Saved data entries:
= Beginning of Section =
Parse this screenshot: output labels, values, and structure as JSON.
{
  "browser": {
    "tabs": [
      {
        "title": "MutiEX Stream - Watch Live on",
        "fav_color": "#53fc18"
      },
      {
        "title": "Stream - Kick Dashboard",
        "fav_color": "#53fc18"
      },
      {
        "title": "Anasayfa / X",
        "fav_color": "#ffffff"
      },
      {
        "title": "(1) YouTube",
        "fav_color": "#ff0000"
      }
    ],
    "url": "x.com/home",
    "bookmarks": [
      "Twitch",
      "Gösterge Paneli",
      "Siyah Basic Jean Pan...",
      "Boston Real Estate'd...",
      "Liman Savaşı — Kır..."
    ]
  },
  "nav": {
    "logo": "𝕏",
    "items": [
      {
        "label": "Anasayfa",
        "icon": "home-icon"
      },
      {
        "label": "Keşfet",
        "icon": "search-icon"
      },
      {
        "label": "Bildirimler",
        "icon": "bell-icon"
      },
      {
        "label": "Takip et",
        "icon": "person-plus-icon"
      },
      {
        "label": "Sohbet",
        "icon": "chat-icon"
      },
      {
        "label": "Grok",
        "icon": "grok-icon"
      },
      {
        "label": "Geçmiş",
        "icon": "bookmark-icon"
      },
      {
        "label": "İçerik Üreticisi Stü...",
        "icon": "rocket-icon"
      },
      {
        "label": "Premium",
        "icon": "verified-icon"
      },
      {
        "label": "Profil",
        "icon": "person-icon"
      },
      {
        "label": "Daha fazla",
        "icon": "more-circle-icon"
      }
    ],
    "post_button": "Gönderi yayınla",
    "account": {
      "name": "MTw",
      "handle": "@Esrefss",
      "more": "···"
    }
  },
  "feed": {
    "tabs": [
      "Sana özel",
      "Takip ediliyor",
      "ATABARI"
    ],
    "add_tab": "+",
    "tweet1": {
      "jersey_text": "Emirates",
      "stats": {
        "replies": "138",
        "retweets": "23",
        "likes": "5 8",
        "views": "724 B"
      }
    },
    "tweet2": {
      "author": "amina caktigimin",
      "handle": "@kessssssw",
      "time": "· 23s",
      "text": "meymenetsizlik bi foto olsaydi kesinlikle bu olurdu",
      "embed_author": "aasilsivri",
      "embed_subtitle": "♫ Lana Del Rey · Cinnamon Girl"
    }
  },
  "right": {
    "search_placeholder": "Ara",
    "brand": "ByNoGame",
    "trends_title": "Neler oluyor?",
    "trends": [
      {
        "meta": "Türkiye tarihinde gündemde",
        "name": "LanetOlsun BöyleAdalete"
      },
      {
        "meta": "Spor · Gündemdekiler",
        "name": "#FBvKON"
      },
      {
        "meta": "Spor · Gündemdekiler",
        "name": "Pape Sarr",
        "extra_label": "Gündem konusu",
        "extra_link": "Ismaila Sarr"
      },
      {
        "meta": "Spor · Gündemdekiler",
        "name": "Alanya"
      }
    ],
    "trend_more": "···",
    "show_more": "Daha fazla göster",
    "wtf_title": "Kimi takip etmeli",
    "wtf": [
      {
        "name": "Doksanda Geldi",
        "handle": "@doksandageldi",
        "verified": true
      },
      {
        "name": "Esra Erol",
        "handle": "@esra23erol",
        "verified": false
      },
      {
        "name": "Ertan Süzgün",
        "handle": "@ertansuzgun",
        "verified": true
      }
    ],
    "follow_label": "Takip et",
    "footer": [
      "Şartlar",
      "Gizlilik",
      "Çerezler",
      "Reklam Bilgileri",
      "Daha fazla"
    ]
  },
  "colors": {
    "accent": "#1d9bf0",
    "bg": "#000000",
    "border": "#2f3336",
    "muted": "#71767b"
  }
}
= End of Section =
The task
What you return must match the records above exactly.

Response area
Parse this screenshot: output labels, values, and structure as JSON.
{
  "browser": {
    "tabs": [
      {
        "title": "MutiEX Stream - Watch Live on",
        "fav_color": "#53fc18"
      },
      {
        "title": "Stream - Kick Dashboard",
        "fav_color": "#53fc18"
      },
      {
        "title": "Anasayfa / X",
        "fav_color": "#ffffff"
      },
      {
        "title": "(1) YouTube",
        "fav_color": "#ff0000"
      }
    ],
    "url": "x.com/home",
    "bookmarks": [
      "Twitch",
      "Gösterge Paneli",
      "Siyah Basic Jean Pan...",
      "Boston Real Estate'd...",
      "Liman Savaşı — Kır..."
    ]
  },
  "nav": {
    "logo": "𝕏",
    "items": [
      {
        "label": "Anasayfa",
        "icon": "home-icon"
      },
      {
        "label": "Keşfet",
        "icon": "search-icon"
      },
      {
        "label": "Bildirimler",
        "icon": "bell-icon"
      },
      {
        "label": "Takip et",
        "icon": "person-plus-icon"
      },
      {
        "label": "Sohbet",
        "icon": "chat-icon"
      },
      {
        "label": "Grok",
        "icon": "grok-icon"
      },
      {
        "label": "Geçmiş",
        "icon": "bookmark-icon"
      },
      {
        "label": "İçerik Üreticisi Stü...",
        "icon": "rocket-icon"
      },
      {
        "label": "Premium",
        "icon": "verified-icon"
      },
      {
        "label": "Profil",
        "icon": "person-icon"
      },
      {
        "label": "Daha fazla",
        "icon": "more-circle-icon"
      }
    ],
    "post_button": "Gönderi yayınla",
    "account": {
      "name": "MTw",
      "handle": "@Esrefss",
      "more": "···"
    }
  },
  "feed": {
    "tabs": [
      "Sana özel",
      "Takip ediliyor",
      "ATABARI"
    ],
    "add_tab": "+",
    "tweet1": {
      "jersey_text": "Emirates",
      "stats": {
        "replies": "138",
        "retweets": "23",
        "likes": "5 8",
        "views": "724 B"
      }
    },
    "tweet2": {
      "author": "amina caktigimin",
      "handle": "@kessssssw",
      "time": "· 23s",
      "text": "meymenetsizlik bi foto olsaydi kesinlikle bu olurdu",
      "embed_author": "aasilsivri",
      "embed_subtitle": "♫ Lana Del Rey · Cinnamon Girl"
    }
  },
  "right": {
    "search_placeholder": "Ara",
    "brand": "ByNoGame",
    "trends_title": "Neler oluyor?",
    "trends": [
      {
        "meta": "Türkiye tarihinde gündemde",
        "name": "LanetOlsun BöyleAdalete"
      },
      {
        "meta": "Spor · Gündemdekiler",
        "name": "#FBvKON"
      },
      {
        "meta": "Spor · Gündemdekiler",
        "name": "Pape Sarr",
        "extra_label": "Gündem konusu",
        "extra_link": "Ismaila Sarr"
      },
      {
        "meta": "Spor · Gündemdekiler",
        "name": "Alanya"
      }
    ],
    "trend_more": "···",
    "show_more": "Daha fazla göster",
    "wtf_title": "Kimi takip etmeli",
    "wtf": [
      {
        "name": "Doksanda Geldi",
        "handle": "@doksandageldi",
        "verified": true
      },
      {
        "name": "Esra Erol",
        "handle": "@esra23erol",
        "verified": false
      },
      {
        "name": "Ertan Süzgün",
        "handle": "@ertansuzgun",
        "verified": true
      }
    ],
    "follow_label": "Takip et",
    "footer": [
      "Şartlar",
      "Gizlilik",
      "Çerezler",
      "Reklam Bilgileri",
      "Daha fazla"
    ]
  },
  "colors": {
    "accent": "#1d9bf0",
    "bg": "#000000",
    "border": "#2f3336",
    "muted": "#71767b"
  }
}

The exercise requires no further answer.